William Head On Stage, Canada’s longest-running prison theatre company, has made several groundbreaking developments during its 40-year journey from inside William Head Institution.
Another innovative step forward is underway with the theatre company’s recent foray into podcasting. Dark Traveller, a co-production with Victoria’s SNAFU theatre company, which has co-produced the prison’s theatre program since 2010, is said to be the first podcast series created by incarcerated artists in Canada.
The inaugural 45-minute episode, recorded inside the minimum-security federal correctional institution, was released this month on platforms such as Spotify, Apple Podcasts, and Google Podcasts. Another episode arrived this week, with the final entry in the series scheduled to drop on June 16.
The content — from creative writing and old-time commercials to a reading of The Northern Lights, a science-fiction radio play written in 1949 by Wyllis Cooper — is vastly different from other podcasts in that much of it was either written or voiced by incarcerated artists. The participants have adopted stage names such as Midnight, Paul Dark, Dr. Percy, and The Captain for the podcast, in order to protect their privacy.
SNAFU’s Kathleen Greenfield, who worked with William Head to arrange the team of actors, directors and writers into groups, and edited everything that was recorded inside the prison over six sessions into the final product, is not aware of another podcast of its kind in the country.
“Ear Hustle, a podcast that comes out of San Quentin prison in California, was the first podcast created by artists in prison, but we are the first Canadian one.”
The project was done with the endorsement of Corrections Services Canada, and used during the workshop phase a secure video-call service employed by William Head to connect five participating artists from inside the prison with SNAFU representatives on the outside. But COVID-19 made what should have been a fairly straight-forward process into a scheduling headache that required months of planning, Battle said.
The participants all wore masks during the process, even while recording, and the sound recorder had to do battle with a furnace that kept going off during the sessions. Due to time constraints and health protocols inside the prison, poor audio could not be re-recorded. It was many months of hurdles being jumped, Greenfield said.

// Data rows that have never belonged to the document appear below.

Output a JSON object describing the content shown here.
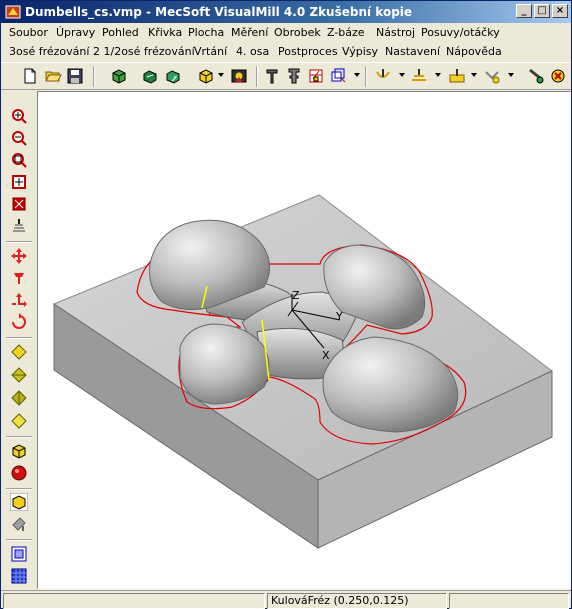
{
  "window": {
    "title": "Dumbells_cs.vmp - MecSoft  VisualMill 4.0 Zkušební kopie",
    "minimize_glyph": "_",
    "maximize_glyph": "□",
    "close_glyph": "×"
  },
  "menu_row1": [
    "Soubor",
    "Úpravy",
    "Pohled",
    "Křivka",
    "Plocha",
    "Měření",
    "Obrobek",
    "Z-báze",
    "Nástroj",
    "Posuvy/otáčky"
  ],
  "menu_row2": [
    "3osé frézování",
    "2 1/2osé frézování",
    "Vrtání",
    "4. osa",
    "Postproces",
    "Výpisy",
    "Nastavení",
    "Nápověda"
  ],
  "toolbar_icons": [
    "new-file-icon",
    "open-folder-icon",
    "save-disk-icon",
    "stock-icon",
    "part-icon",
    "csys-icon",
    "box-icon",
    "image-icon",
    "tool-icon",
    "tool-holder-icon",
    "machining-icon",
    "cube-icon",
    "toolpath-icon",
    "zlevel-icon",
    "pocket-icon",
    "drill-icon",
    "simulate-icon",
    "stop-icon"
  ],
  "left_tools": [
    "zoom-in-icon",
    "zoom-out-icon",
    "zoom-window-icon",
    "zoom-extents-icon",
    "fit-icon",
    "level-icon",
    "pan-icon",
    "move-up-icon",
    "rotate-icon",
    "spin-icon",
    "view-top-icon",
    "view-front-icon",
    "view-iso-icon",
    "view-right-icon",
    "shade-icon",
    "sphere-icon",
    "wireframe-icon",
    "paint-icon",
    "grid-icon",
    "layer-icon"
  ],
  "viewport": {
    "axis_labels": {
      "z": "Z",
      "y": "Y",
      "x": "X"
    }
  },
  "status": {
    "tool": "KulováFréz (0.250,0.125)"
  },
  "colors": {
    "titlebar": "#0a246a",
    "window_bg": "#ece9d8",
    "viewport_bg": "#ffffff",
    "model_top": "#c8c8c8",
    "model_front": "#9a9a9a",
    "model_side": "#b4b4b4",
    "toolpath": "#ff0000",
    "highlight": "#ffff00"
  }
}
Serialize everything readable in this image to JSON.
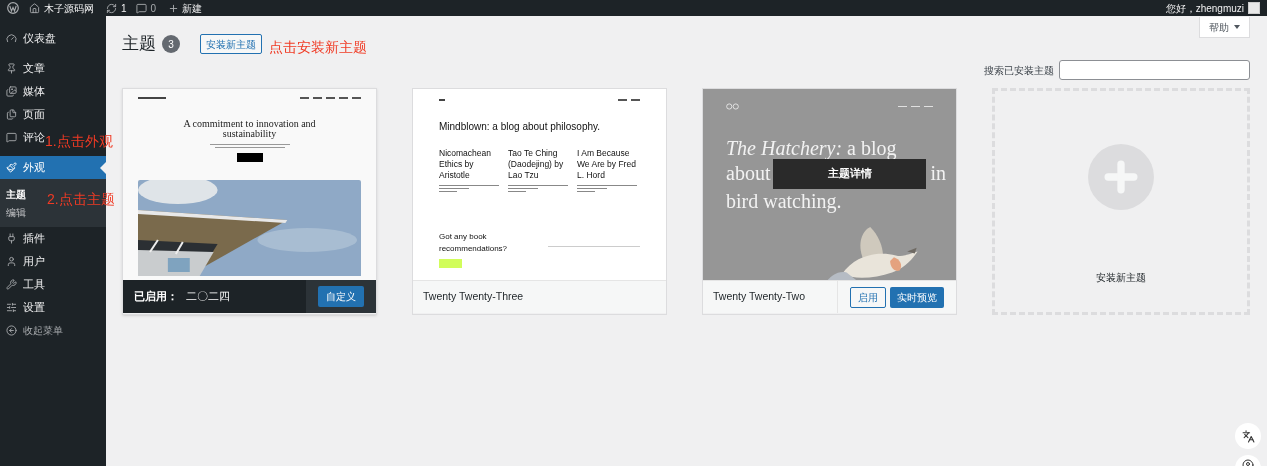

“We stumbled through figuring out what we could do and how we could work with restrictions, and limited time inside of the prison. It came out of necessity, but it was a way that we could still create together that we could share with people.”
The podcast replaces William Head On Stage’s annual in-person play, which takes place each fall in the prison’s gymnasium. The company’s 60th production was scheduled for October 2020 was canceled due to health protocols. Though the effects of the pandemic are lessening somewhat, Green doesn’t expect audience back inside William Head On Stage this year, William Head On Stage’s 40th anniversary.
Co-productions between SNAFU and William Head On Stage will continue despite the changing landscape, Greenfield said. Dark Traveller is a natural placeholder until live performances return, and gives incarcerated artists a valuable outlet for their work. “That exchange is so worth it,” she said. “Getting a response from people is life-changing for the guys inside.”